As I write this, I am travelling up to London for the second time in a week; I still look forward to my regular ‘fix’ of London life. Today, I’m using the excuse of the need to visit my long-term dentist for a check-up. The previous visit was primarily to enable Long-Suffering Wife (LSW) and I to meet with Eldest Son’s (ES’s) new girlfriend for the first time. She was lovely and we all had a splendid evening at one of our favourite restaurants: Morito in Hackney Road.
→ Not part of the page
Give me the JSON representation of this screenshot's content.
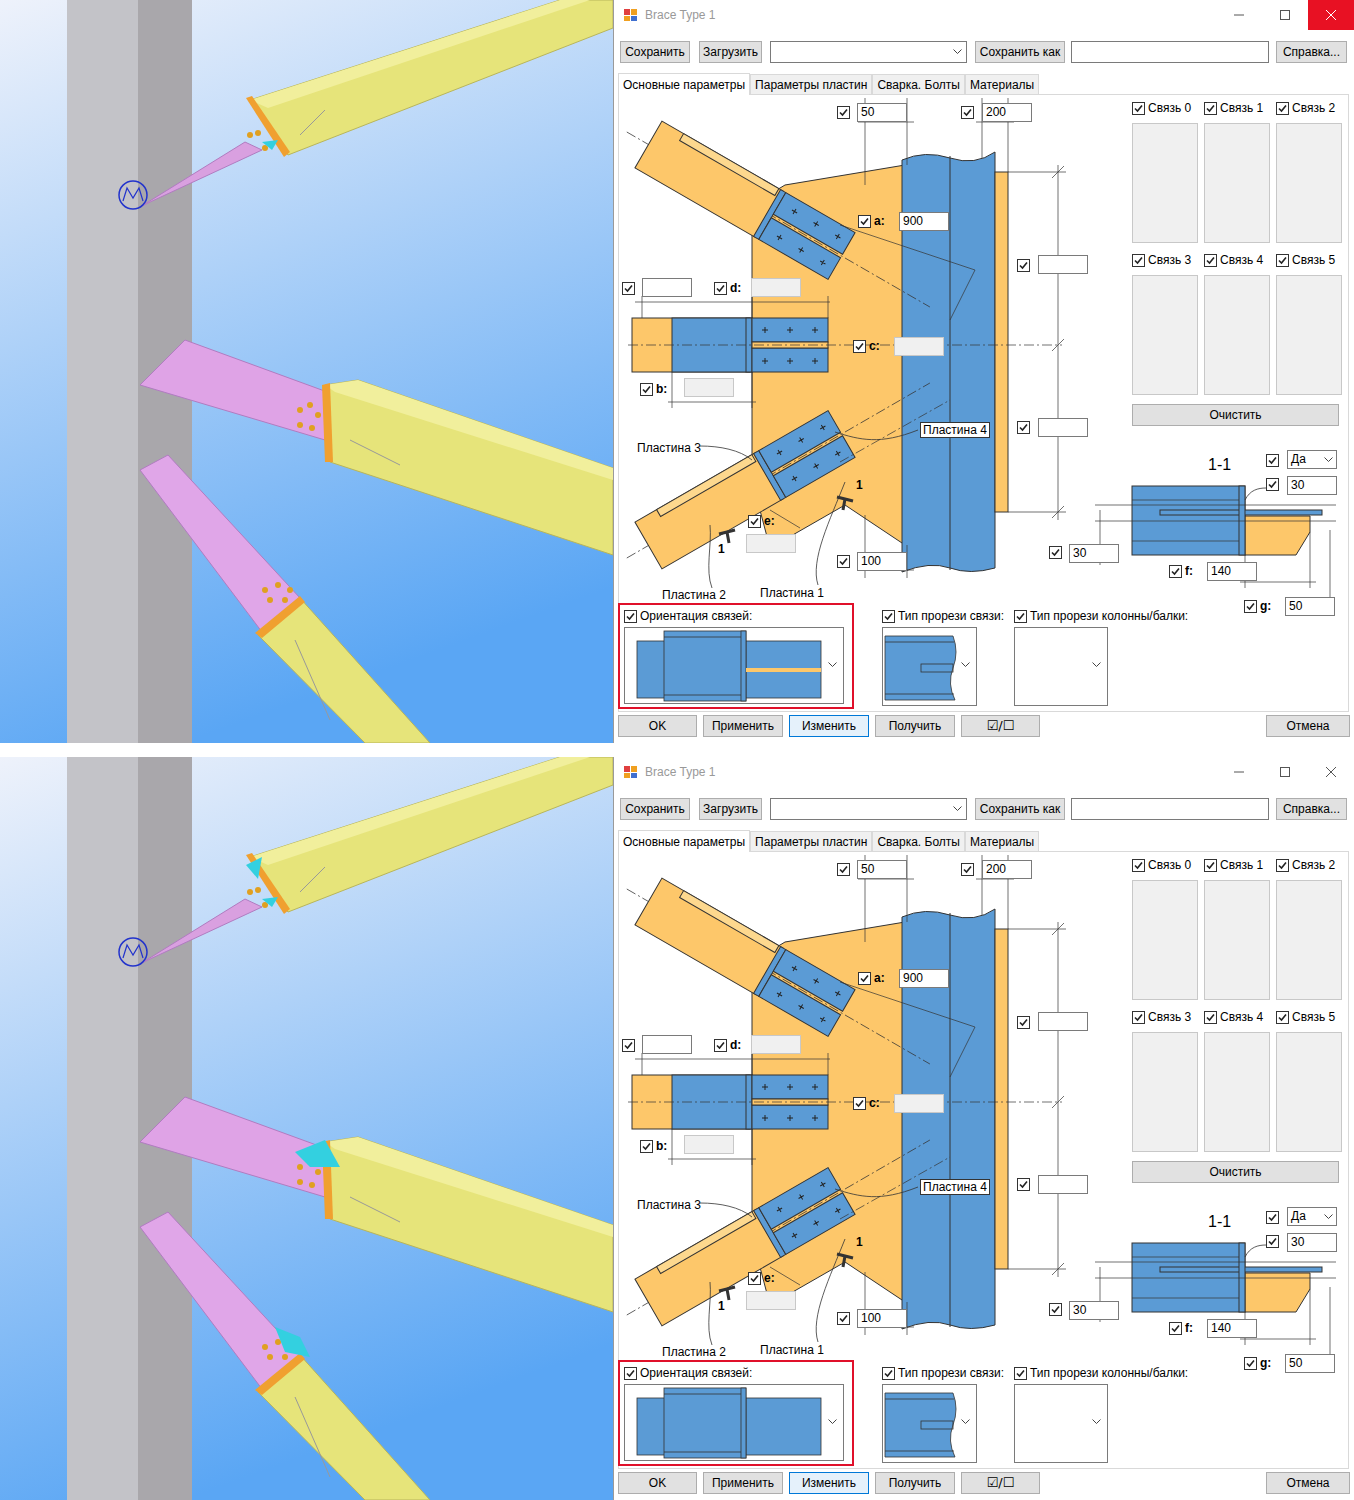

I also managed to squeeze in a rather drunken lunch and impromptu darts match with an old mate of mine from my Accenture days – getting on for a decade ago now. Meanwhile, LSW saw an art exhibition and we followed up next day with a bit more culture. First LSW and I saw the Picasso exhibition at Tate Modern and then we went to Hampstead to visit 2 Willow Road, a modernist house designed and previously owned by architect, Erno Goldfinger.
The Picasso exhibition was unusual in that it focused on just one year of his life. That was 1932 during which he conducted a secret affair with a young woman who he painted almost daily. It was interesting to hear how the affair came to light – including to his wife – only at a retrospective exhibition of his work which included several paintings of his mistress. For someone so apparently confident in his ability, it was also fascinating to hear how he curated the 1932 retrospective in a way to try to reassert his continuing relevance following the success of his earlier work.
The visit to 2 Willow Road was also eye opening. It’s an early reinforced concrete building built in 1939 by and for the architect who later became (in)famous for some of the tallest reinforced concrete residential tower blocks in London. It was given to the National Trust after his death and has been largely untouched since then. The art he collected – including pieces by Henry Moore, Bridget Riley, Max Ernst and Delaunay – is still on show and we got a real feeling for the way he lived and entertained.
Most interesting were the similarities between the features (such as the en suite sinks), inter-room connectivity (facilitated by removable and sliding doors) and huge windows in 2 Willow Road, and the nature of our previous family home built in Minchinhampton, Gloucestershire almost 20 years later. Clearly, unbeknownst to us, the architect who designed our house and the one we used to develop it were familiar with Erno Goldfinger. Like 2 Willow Road, I suspect, our previous house was rather ugly to look at, but lovely to live in.
Now we have moved on to an old farm house with a Georgian façade. However, the extension LSW helped to design a few years ago offers plenty of space and light so we have retained some of the best aspects of our house in Minchinhampton. The combination of old house and modern extension feels right and our garden – recently walled and extended to take over half of the previous car parking space – is more manageable than that we had before. With the additional time I now have, and LSW’s increased interest in gardening (plus 4 hours of paid help most weeks), we are gradually getting control of the garden. Once I finish the endless painting of the TV room I will have even more time to relax in it!